Edythe Squire Draper
Her life was one of sacrifice for others. She wrote from this base in the moments she had for herself. Her childhood was hard and adulthood not much easier. She wrote about those who always felt an outsider, because that is what she knew. The imagination and the natural world were her coping devices and through them, she created art and beauty. The hope of spring and a new year are constant themes.
Edythe Squire Draper was born an outsider, in Japan in 1883, the first child of missionary parents. When she was five her family returned, by way of Egypt, to the states where she always felt an outsider. She learned not to let other children know she could speak Japanese, or had even lived in Japan. She had to pretend her life was like theirs. Otherwise, they didn’t know what to do with her, and would avoid her.
For the first nine years in America her father continued to be a Methodist preacher, moving every year to a different town. Each dislocation renewed her status as “outsider.” Then, one Sunday, to the surprise of the congregation, her father announced the topic of his sermon would be, “Why I am leaving the Methodist Church.” It was his last sermon. After that he wrote a book that was published, but fame and fortune did not follow. Then he worked in fraternal insurance, but that was not a success either. As the oldest child with many siblings, she was relied on to be a semi-parental figure and worker in the house.
Setting out on a life of her own, she taught in a mission school for blacks in South Carolina, another new culture where she was an outsider. After two years the unfair treatment of blacks was more than she could handle. She managed to become a full-time university student then accepted a teaching position, which she considered temporary, in another distance culture – The Oswego College for Young Ladies, in Oswego, Kansas. There, an outsider again, she discovered a boy who lived across the street, fell in love and married in 1912. They had three children. She never left.

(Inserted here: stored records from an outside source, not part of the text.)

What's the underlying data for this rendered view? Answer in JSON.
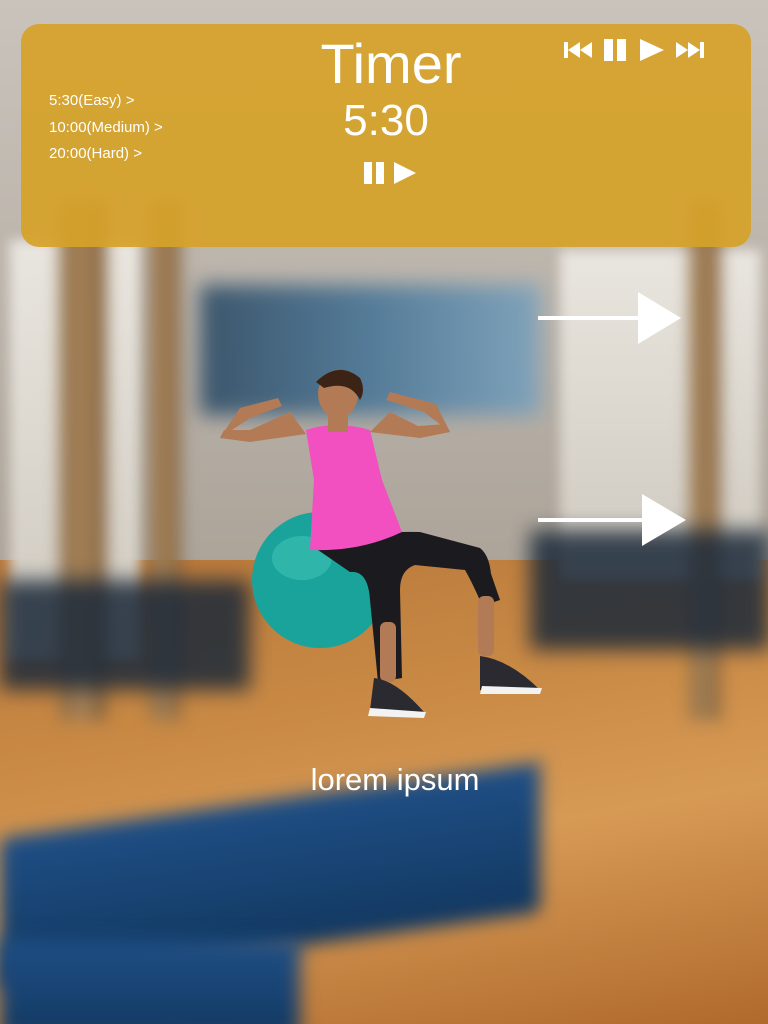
{
  "timer": {
    "title": "Timer",
    "value": "5:30",
    "levels": [
      {
        "label": "5:30(Easy) >"
      },
      {
        "label": "10:00(Medium) >"
      },
      {
        "label": "20:00(Hard) >"
      }
    ]
  },
  "media_controls": {
    "icons": [
      "skip-back-icon",
      "pause-icon",
      "play-icon",
      "fast-forward-icon"
    ]
  },
  "center_controls": {
    "icons": [
      "pause-icon",
      "play-icon"
    ]
  },
  "nav_arrows": [
    "arrow-right-icon",
    "arrow-right-icon"
  ],
  "exercise": {
    "caption": "lorem ipsum"
  },
  "colors": {
    "panel": "#d6a228",
    "text": "#ffffff",
    "ball": "#1aa39a",
    "top": "#f24fc1"
  }
}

As the children grew up she carved out time to write. In the 20 years between 1924 and 1942, dozens of her stories were printed, many selected for awards, another 60 for children and an uncounted number of newspaper stories. The highlight of her success was the selection of her story, “The Voice of the Turtle,” for inclusion in The Best Short Stories of 1930, edited by Edward O’Brien.
Much as she regretted it, she stopped that writing to become the Oswego correspondent to the Parsons Sun. Her family needed the money and this provided a steady income. She continued this for the next twenty-four years and only stopped because of a surgical operation. She died shortly afterwards, on September 25, 1964, at 82 years of age.
Despite all that she had published one hope remained unfulfilled. Despite working on at least two novels, one of which was strongly autobiographical, none found a publisher. Except for half a dozen stories published in 1994, with the title, As Grass, the title of one of the stories, her work remains uncollected and largely unknown. That is regrettable. This outsider came to Kansas, made her home here, wrote work that was widely published in her time and has been forgotten since. She deserves better.
Entry: Draper, Edythe Squire
Author: Duane L. Herrmann
Herrmann has degrees in education and history from Fort Hays State University. He has published widely on the history of the Bahai faith with publications now in a dozen countries in four languages. His history book By Thy Strengthening Grace received the Ferguson, Kansas, History Book Award in 2007. He has actively studied the Bahai faith since 1969.
Date Created: February 2016
Date Modified: February 2017
The author of this article is solely responsible for its content.